On this day in 1952, president-elect Dwight D. Eisenhower makes good on his campaign promise to “go to Korea” to “learn how best to serve the American people in the cause of peace.”
While there, he met with the troops, their commanders, and South Korean leaders.
Previously, on October 25, in his “I Shall Go to Korea Speech” Eisenhower said he would “forego the diversions of politics and to concentrate on the job of ending the Korean war-until that job is honorably done.”
Then, he concluded that campaign speech with a kind of testimony:
“In this trial, my testimony, of a personal kind, is quite simple. A soldier all my life, I have enlisted in the greatest cause of my life — the cause of peace. I do not believe it a presumption for me to call the effort of all who have enlisted with me — a crusade.
I use that word only to signify two facts. First: We are united and devoted to a just cause of the purest meaning to all humankind. Second: We know that — for all the might of our effort — victory can come only with the gift of God’s help.

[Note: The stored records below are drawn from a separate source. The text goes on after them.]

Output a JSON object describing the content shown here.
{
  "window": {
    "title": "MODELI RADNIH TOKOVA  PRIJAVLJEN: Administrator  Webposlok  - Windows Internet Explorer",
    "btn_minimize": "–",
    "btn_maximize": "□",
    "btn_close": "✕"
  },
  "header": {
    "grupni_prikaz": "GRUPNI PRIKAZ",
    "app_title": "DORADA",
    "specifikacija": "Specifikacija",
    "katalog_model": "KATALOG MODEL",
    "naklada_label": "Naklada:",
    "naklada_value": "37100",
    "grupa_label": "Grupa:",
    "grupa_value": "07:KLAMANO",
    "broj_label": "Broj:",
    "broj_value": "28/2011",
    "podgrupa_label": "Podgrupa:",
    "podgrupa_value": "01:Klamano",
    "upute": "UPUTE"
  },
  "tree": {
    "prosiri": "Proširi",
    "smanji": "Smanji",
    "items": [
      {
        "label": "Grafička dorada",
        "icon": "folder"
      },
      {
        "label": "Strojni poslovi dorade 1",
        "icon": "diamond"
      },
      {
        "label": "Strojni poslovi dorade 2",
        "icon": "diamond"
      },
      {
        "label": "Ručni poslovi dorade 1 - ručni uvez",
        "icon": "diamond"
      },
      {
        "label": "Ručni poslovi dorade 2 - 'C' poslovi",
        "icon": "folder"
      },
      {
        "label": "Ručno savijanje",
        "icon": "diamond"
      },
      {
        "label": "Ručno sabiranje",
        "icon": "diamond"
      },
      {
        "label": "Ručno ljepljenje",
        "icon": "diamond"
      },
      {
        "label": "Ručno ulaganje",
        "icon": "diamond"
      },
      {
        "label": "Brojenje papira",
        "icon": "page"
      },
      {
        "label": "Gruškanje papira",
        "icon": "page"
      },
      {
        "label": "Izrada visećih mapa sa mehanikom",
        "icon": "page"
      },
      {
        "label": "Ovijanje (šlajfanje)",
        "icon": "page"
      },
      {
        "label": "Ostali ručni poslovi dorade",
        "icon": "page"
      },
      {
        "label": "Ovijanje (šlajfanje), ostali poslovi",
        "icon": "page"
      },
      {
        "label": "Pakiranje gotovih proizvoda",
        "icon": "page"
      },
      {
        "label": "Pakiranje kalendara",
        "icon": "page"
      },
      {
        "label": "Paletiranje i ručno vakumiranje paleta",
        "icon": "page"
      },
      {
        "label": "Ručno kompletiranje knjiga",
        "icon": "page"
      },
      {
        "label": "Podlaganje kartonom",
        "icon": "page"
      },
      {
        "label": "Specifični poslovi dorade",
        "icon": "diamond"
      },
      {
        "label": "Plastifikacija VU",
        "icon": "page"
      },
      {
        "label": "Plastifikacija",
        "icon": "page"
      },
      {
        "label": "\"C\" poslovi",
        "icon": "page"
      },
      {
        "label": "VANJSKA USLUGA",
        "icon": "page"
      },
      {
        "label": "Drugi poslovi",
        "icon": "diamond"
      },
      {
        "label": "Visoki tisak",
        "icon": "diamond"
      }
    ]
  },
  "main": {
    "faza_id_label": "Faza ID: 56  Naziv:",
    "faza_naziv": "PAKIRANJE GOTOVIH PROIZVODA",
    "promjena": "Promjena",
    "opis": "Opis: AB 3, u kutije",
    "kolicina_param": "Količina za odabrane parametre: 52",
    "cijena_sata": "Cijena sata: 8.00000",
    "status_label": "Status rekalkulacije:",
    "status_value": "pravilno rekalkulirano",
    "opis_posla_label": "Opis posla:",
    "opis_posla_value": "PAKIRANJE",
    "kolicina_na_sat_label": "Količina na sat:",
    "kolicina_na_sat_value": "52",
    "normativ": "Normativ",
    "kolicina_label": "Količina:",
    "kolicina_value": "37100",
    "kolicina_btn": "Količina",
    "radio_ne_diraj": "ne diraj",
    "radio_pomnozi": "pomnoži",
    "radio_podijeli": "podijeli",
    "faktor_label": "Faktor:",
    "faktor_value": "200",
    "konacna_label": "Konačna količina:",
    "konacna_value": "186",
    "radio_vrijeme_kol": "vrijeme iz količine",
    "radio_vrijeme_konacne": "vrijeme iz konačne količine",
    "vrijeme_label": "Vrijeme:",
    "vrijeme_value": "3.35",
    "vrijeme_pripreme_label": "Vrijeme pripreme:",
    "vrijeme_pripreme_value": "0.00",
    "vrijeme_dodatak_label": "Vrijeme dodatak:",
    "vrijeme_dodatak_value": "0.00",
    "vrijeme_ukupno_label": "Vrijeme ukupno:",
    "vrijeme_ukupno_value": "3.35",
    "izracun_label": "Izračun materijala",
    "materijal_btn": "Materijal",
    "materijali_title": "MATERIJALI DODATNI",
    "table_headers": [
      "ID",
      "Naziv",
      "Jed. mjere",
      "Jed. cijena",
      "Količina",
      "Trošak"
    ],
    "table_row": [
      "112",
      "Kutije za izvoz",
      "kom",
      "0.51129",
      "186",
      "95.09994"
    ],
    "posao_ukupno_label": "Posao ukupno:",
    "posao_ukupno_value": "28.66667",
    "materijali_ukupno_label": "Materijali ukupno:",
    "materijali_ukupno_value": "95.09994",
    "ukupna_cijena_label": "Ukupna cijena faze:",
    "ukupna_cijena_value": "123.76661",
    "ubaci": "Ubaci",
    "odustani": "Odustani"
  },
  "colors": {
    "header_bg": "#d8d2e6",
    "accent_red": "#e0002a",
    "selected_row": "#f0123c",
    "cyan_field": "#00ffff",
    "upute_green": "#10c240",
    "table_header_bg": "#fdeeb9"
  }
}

In this spirit — humble servants of a proud ideal — we do soberly say: This is a crusade.”
Eventually, seven months after his inauguration, the Korean Armistice Agreement ended the Korean War. Even so, the Korean Peninsula remains divided today.